I just started my topic on capacitance today. In the above derivation of capacitance of an isolated conducting sphere,+q charge is distributed uniformly. After substituting the value of potential, we get capacitance of the sphere.

Here is my question. If a -q charge is distributed uniformly the potential will be negative (V=-Kq/r). Now if I substitute this in the formula for capacitance I get a negative value but when I looked it up online it said that there is no negative value of capacitance. Where am I going wrong? What would be the capacitance of a negatively charged isolated conducting sphere?

• A (filled) sphere can't be conductive and uniformly charged at the same time. You are either talking about a (hollow) spherical shell, or the charge is uniformly distributed only on the surface (there will be no charge in the interior of the sphere).
– Puk
May 30, 2022 at 18:14
• @Puk A sphere is a hollow shell (in the standard mathematical terminology). If it is filled in it is a ball. Not that there is any problem in using the non-standard, but common, terminology that you use; I'm just saying that AJknight used correct terminology, and that it is clear that they meant $q$ is uniformly distributed on a spherical surface.
– ummg
May 30, 2022 at 18:31
• Just a small nitpick: voltage and capacitance are both scalar quantities. So your formulas should be, $C=4\pi\epsilon_0r$, etc. with the $r$ unbolded May 30, 2022 at 21:15
• It might help to consider the mechanical analogy. First write $V=\frac{1}{C}q$. Then compare with $F=-kx$. The spring constant is positive regardless of whether we stretch the spring or compress the spring. Aug 26, 2022 at 20:35

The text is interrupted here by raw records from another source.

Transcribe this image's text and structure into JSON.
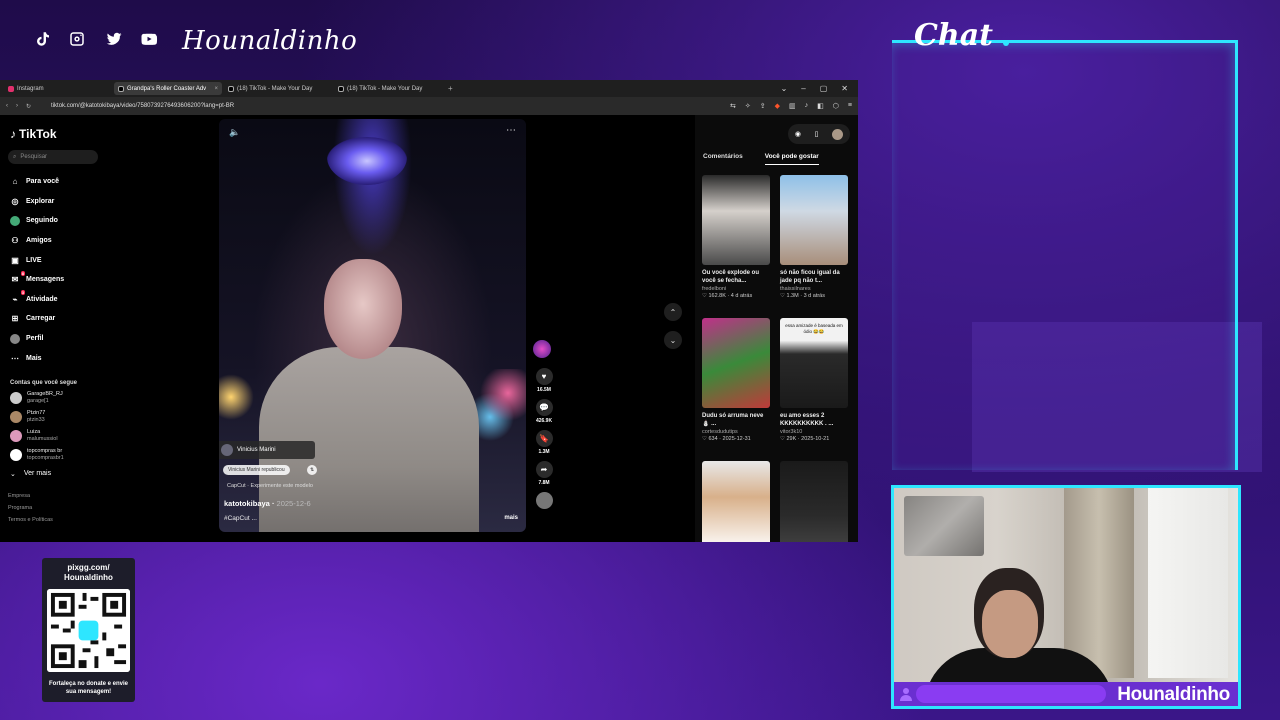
{
  "stream": {
    "brand": "Hounaldinho",
    "social_icons": [
      "tiktok-icon",
      "instagram-icon",
      "twitter-icon",
      "youtube-icon"
    ]
  },
  "browser": {
    "tabs": [
      {
        "label": "Instagram",
        "icon": "instagram-icon",
        "active": false
      },
      {
        "label": "Grandpa's Roller Coaster Adv",
        "icon": "tiktok-icon",
        "active": true
      },
      {
        "label": "(18) TikTok - Make Your Day",
        "icon": "tiktok-icon",
        "active": false
      },
      {
        "label": "(18) TikTok - Make Your Day",
        "icon": "tiktok-icon",
        "active": false
      }
    ],
    "url": "tiktok.com/@katotokibaya/video/7580739276493606200?lang=pt-BR"
  },
  "tiktok": {
    "logo": "TikTok",
    "search_placeholder": "Pesquisar",
    "nav": [
      {
        "label": "Para você",
        "icon": "home-icon"
      },
      {
        "label": "Explorar",
        "icon": "compass-icon"
      },
      {
        "label": "Seguindo",
        "icon": "avatar-icon"
      },
      {
        "label": "Amigos",
        "icon": "friends-icon"
      },
      {
        "label": "LIVE",
        "icon": "live-icon"
      },
      {
        "label": "Mensagens",
        "icon": "message-icon",
        "badge": "8"
      },
      {
        "label": "Atividade",
        "icon": "activity-icon",
        "badge": "3"
      },
      {
        "label": "Carregar",
        "icon": "upload-icon"
      },
      {
        "label": "Perfil",
        "icon": "profile-icon"
      },
      {
        "label": "Mais",
        "icon": "more-icon"
      }
    ],
    "following_header": "Contas que você segue",
    "following": [
      {
        "name": "GarageBR_RJ",
        "handle": "garage[1"
      },
      {
        "name": "Ptzin77",
        "handle": "ptzin33"
      },
      {
        "name": "Luiza",
        "handle": "malumussiol"
      },
      {
        "name": "topcompras br",
        "handle": "topcomprasbr1"
      }
    ],
    "see_more": "Ver mais",
    "footer": [
      "Empresa",
      "Programa",
      "Termos e Políticas"
    ],
    "video": {
      "caption_user": "Vinicius Marini",
      "chip": "Vinicius Marini republicou",
      "capcut": "CapCut · Experimente este modelo",
      "author": "katotokibaya",
      "date": "2025-12-6",
      "tag": "#CapCut ...",
      "more": "mais"
    },
    "actions": [
      {
        "icon": "heart-icon",
        "count": "16.5M"
      },
      {
        "icon": "comment-icon",
        "count": "426.9K"
      },
      {
        "icon": "bookmark-icon",
        "count": "1.3M"
      },
      {
        "icon": "share-icon",
        "count": "7.8M"
      }
    ],
    "right_tabs": [
      "Comentários",
      "Você pode gostar"
    ],
    "active_right_tab": 1,
    "cards": [
      {
        "title": "Ou você explode ou você se fecha...",
        "user": "fredelboni",
        "likes": "162.8K",
        "date": "4 d atrás",
        "thumb_text": ""
      },
      {
        "title": "só não ficou igual da jade pq não t...",
        "user": "thaissilnares",
        "likes": "1.3M",
        "date": "3 d atrás",
        "thumb_text": ""
      },
      {
        "title": "Dudu só arruma neve ⛄ ...",
        "user": "cortesdudutips",
        "likes": "634",
        "date": "2025-12-31",
        "thumb_text": ""
      },
      {
        "title": "eu amo esses 2 KKKKKKKKKK . ...",
        "user": "vitor3k10",
        "likes": "29K",
        "date": "2025-10-21",
        "thumb_text": "essa amizade é baseada em ódio 😂😂"
      },
      {
        "title": "",
        "user": "",
        "likes": "",
        "date": "",
        "thumb_text": ""
      },
      {
        "title": "",
        "user": "",
        "likes": "",
        "date": "",
        "thumb_text": ""
      }
    ]
  },
  "chat": {
    "title": "Chat"
  },
  "webcam": {
    "name": "Hounaldinho"
  },
  "qr": {
    "header": "pixgg.com/ Hounaldinho",
    "footer": "Fortaleça no donate e envie sua mensagem!"
  },
  "colors": {
    "accent": "#2ee6ff",
    "purple": "#6a2fd0",
    "tiktok_red": "#fe2c55"
  }
}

The sign of charge doesn't matter and the capacitance is positive. If the charge is $$-q$$, $$V = \frac{-q}{4\pi\epsilon_0 r}$$ $$C = -q/V = 4\pi \epsilon_0 r .$$

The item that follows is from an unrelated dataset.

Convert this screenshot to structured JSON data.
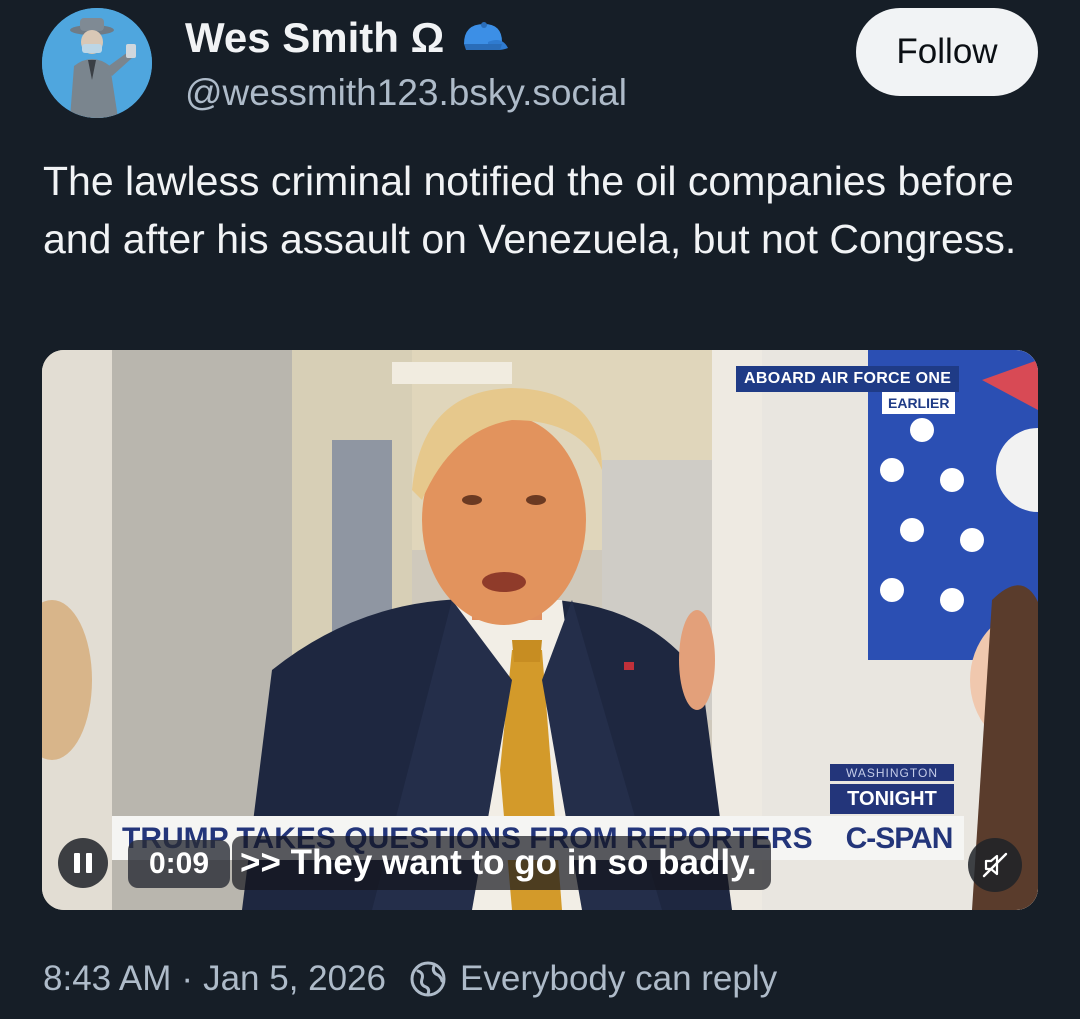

• So do you mean that if I am dealing with a negatively charged isolated conducting sphere I should keep the value of q as negative so that the two negatives cancel out and I get a positive value of capacitance? May 31, 2022 at 2:27
• @AJknight You can do that, but it doesn't matter whether you use a positive or negative charge because capacitance only depends on the geometry, not on the charge.
– Puk
May 31, 2022 at 2:57
• @Puk: Yes, the capacitance does depend on geometry and it can be calculated from charge and voltage without knowledge of the geometry. So the polarities are important. Aug 26, 2022 at 21:19

The polarity of the voltage is connected to the polarity of the charge. $$V = \frac{q}{4\pi\epsilon_0 r}$$

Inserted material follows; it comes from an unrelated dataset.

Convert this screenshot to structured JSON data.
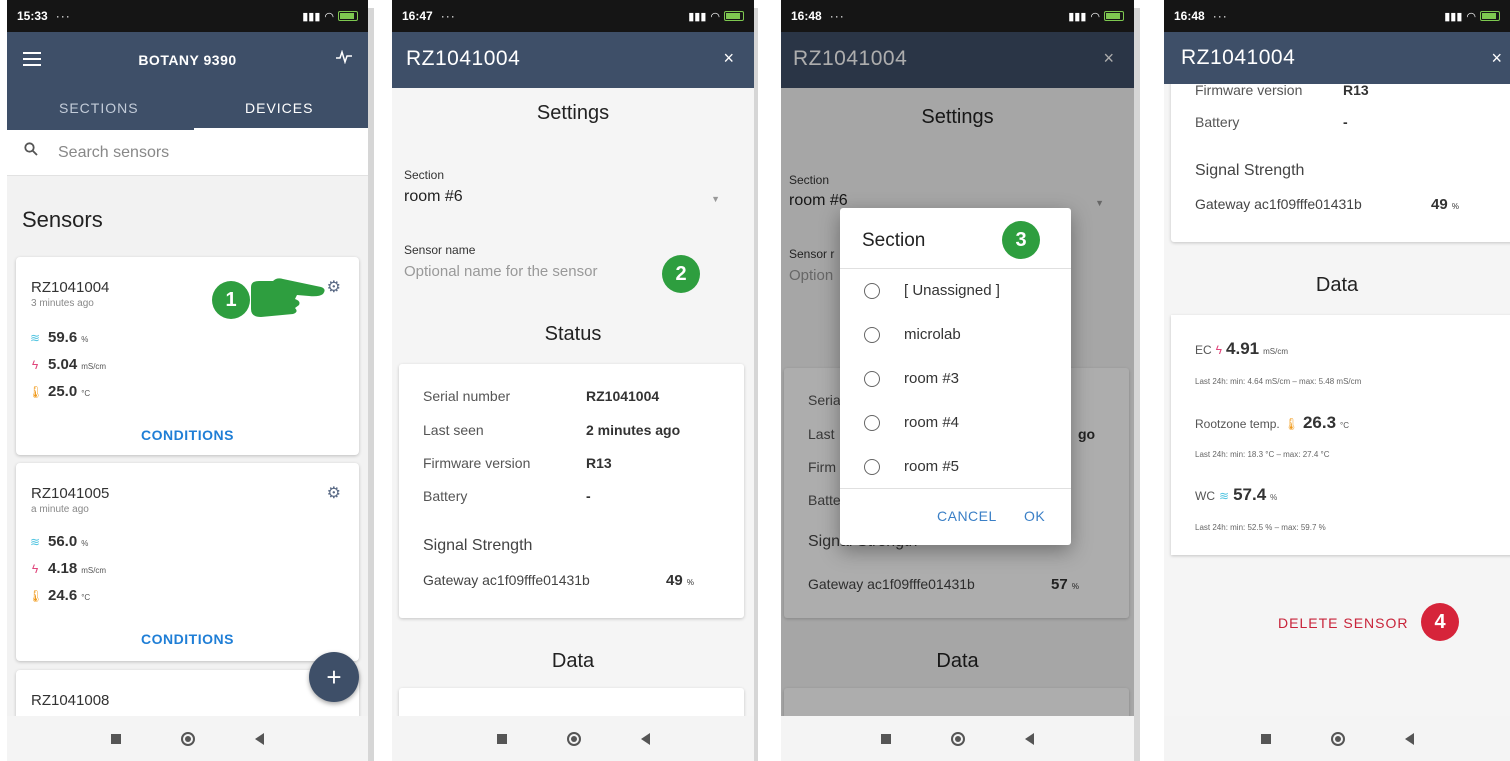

If the charge $$q = 10$$C and the voltage $$V = 5$$V, for example.

$$C = \frac{10C}{5V} = 4\pi\epsilon_0 r =2$$F

If the charge $$q = -10$$C, then voltage $$V = -5$$V.

$$C = \frac{-10C}{-5V} = 4\pi\epsilon_0 r =2F$$

• Note: $V<0$ says “V is negative”. However, $-V$ means “$(-1)V$” which is negative only when $V>0$. Aug 26, 2022 at 20:30
• @robphy: Ok. I will fix Aug 26, 2022 at 20:49